At this moment in time, I feel like we’d be hard pressed to find someone in society who wasn’t aware of the plastic problem, or climate change. And as adults, it’s easy for us to find out how to cut down our consumption and make small changes in our lives. But how do children feel about it all?
Broaching the subject of recycling with any child is likely to result in a sigh. I know if I mentioned it to my 9-year-old nephew, he’d probably start switching off pretty quickly.
Not because he doesn’t care about the world around him, but because he’s 9 and doesn’t have a global view yet. He’s still learning about all this stuff.
But our planet is in dire trouble, and for anything to be done about it, we need children to make changes while they’re young to avoid becoming a society like us – one that creates and consumes to such an extent that the planet just can’t keep up.
This Book is Not Rubbish: 50 Ways to Ditch Plastic, Reduce Rubbish and Save the World! by Isabel Thomas (illustrated by Alex Paterson) aims to provide a younger generation with the facts, alongside ideas on how they can make small changes in their daily lives.
On the blurb, the book encourages kids to ‘become an eco-warrier not an eco-worrier’ which does make me feel concerned about the legacy we’re leaving to our children – are they feeling fearful of the future?
If they are, at least having a book like this, full of facts and ideas could help.
I was pleased to see that This Book is Not Rubbish doesn’t just include the expected topics of recycling, plastic and wildlife conservation.
It also includes features on upcycling, campaigning, decoding labels, consumerism and buying second-hand.
I like to think that I’m pretty savvy when it comes to the environment, but having read through This Book is Not Rubbish even I learnt a few things.
Like the fact that, even though more electricity than ever before is being generated from renewable sources, at times of high demand (e.g. in the evenings when everyone gets home from work or school), only fossil fuel burning power stations can deal with the surge in demand. Therefore, if we need to use the washing machine or dishwasher, or charge our phone, it’s probably better to do this at off-peak times – or even overnight, while everyone is asleep and typically turns off electrical appliances. There’s even a handy website listed where we can check the best and worst time to use electricity (wwf.org.uk/updates/how-do-you-make-green-cup-tea)
Or the impact of growing cotton for fashion. Did you know it takes 2,700 litres of water to make a single cotton T-shirt?
The section on food labels was really interesting too. Obvious inclusions were palm oil (a huge problem for orangutans and many other rainforest species) and sugar cane (for deforestation of rainforests). But cocoa was also included as ‘a crop responsible for wrecking rainforests’. Apparently:
‘even in some ‘protected’ areas, 90% of the land has been converted to farming cocoa. In Cote d’Ivoire, there were once several hundred thousand elephants, but now just 200-400 survive in the country’.
But, for chocolate loving kids, all isn’t lost. Author Isabel Thomas, just advises readers to look at the label and buy products with the little green frog: a symbol that the crop is certified sustainable by the Rainforest Alliance.

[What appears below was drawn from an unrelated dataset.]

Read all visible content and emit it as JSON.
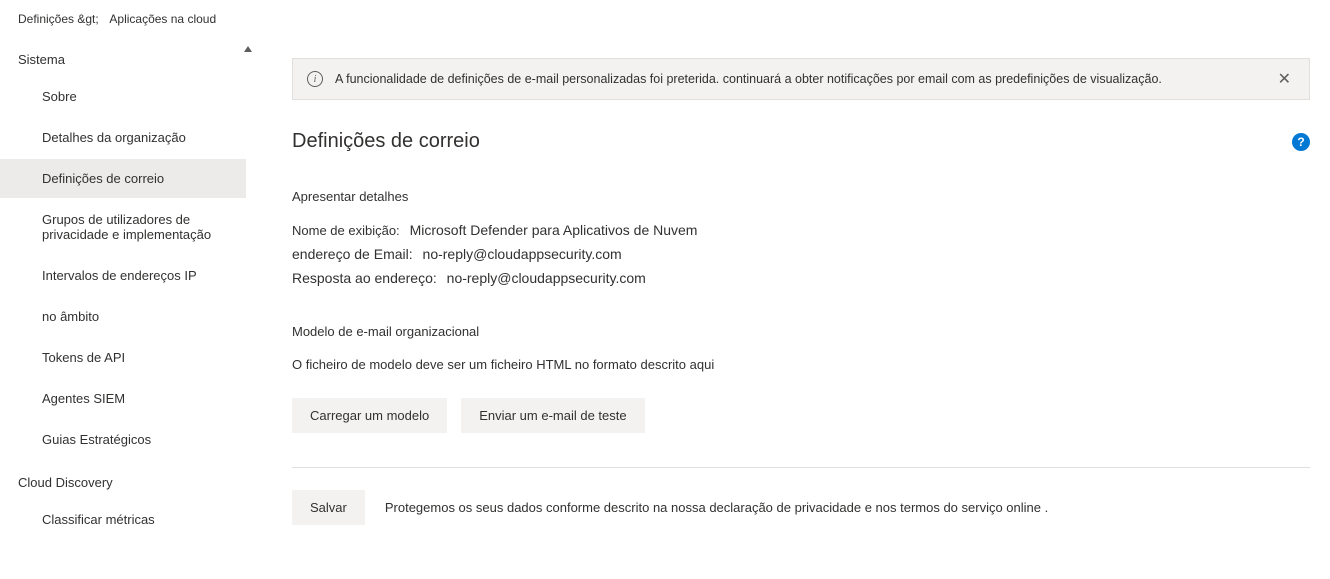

Now, not every child will have a huge say in where their clothes come from, what food is bought, or when the washing machine should be turned on. But there are sections where they can take direct action; from organising a litter picking walk to making a bird feeder for the garden.
The book is filled with activities for children to do which encourage them to think about the world around them and how they can help protect it.
While there were so many stats that even I felt a bit overwhelmed, I think this is an incredibly useful book for children to have as a resource on their shelf. A book to open their eyes up to the damage being done to the world around us while suggesting ways in which they can make a difference.
There are so many problems facing our planet right now, we need to hope children take these ideas on board and become more responsible than we have been.
This Book is Not Rubbish: 50 Ways to Ditch Plastic, Reduce Rubbish and Save the World is out now and available to buy in paperback for £6.99.
Thanks to publishers Wren & Rook for the review copy!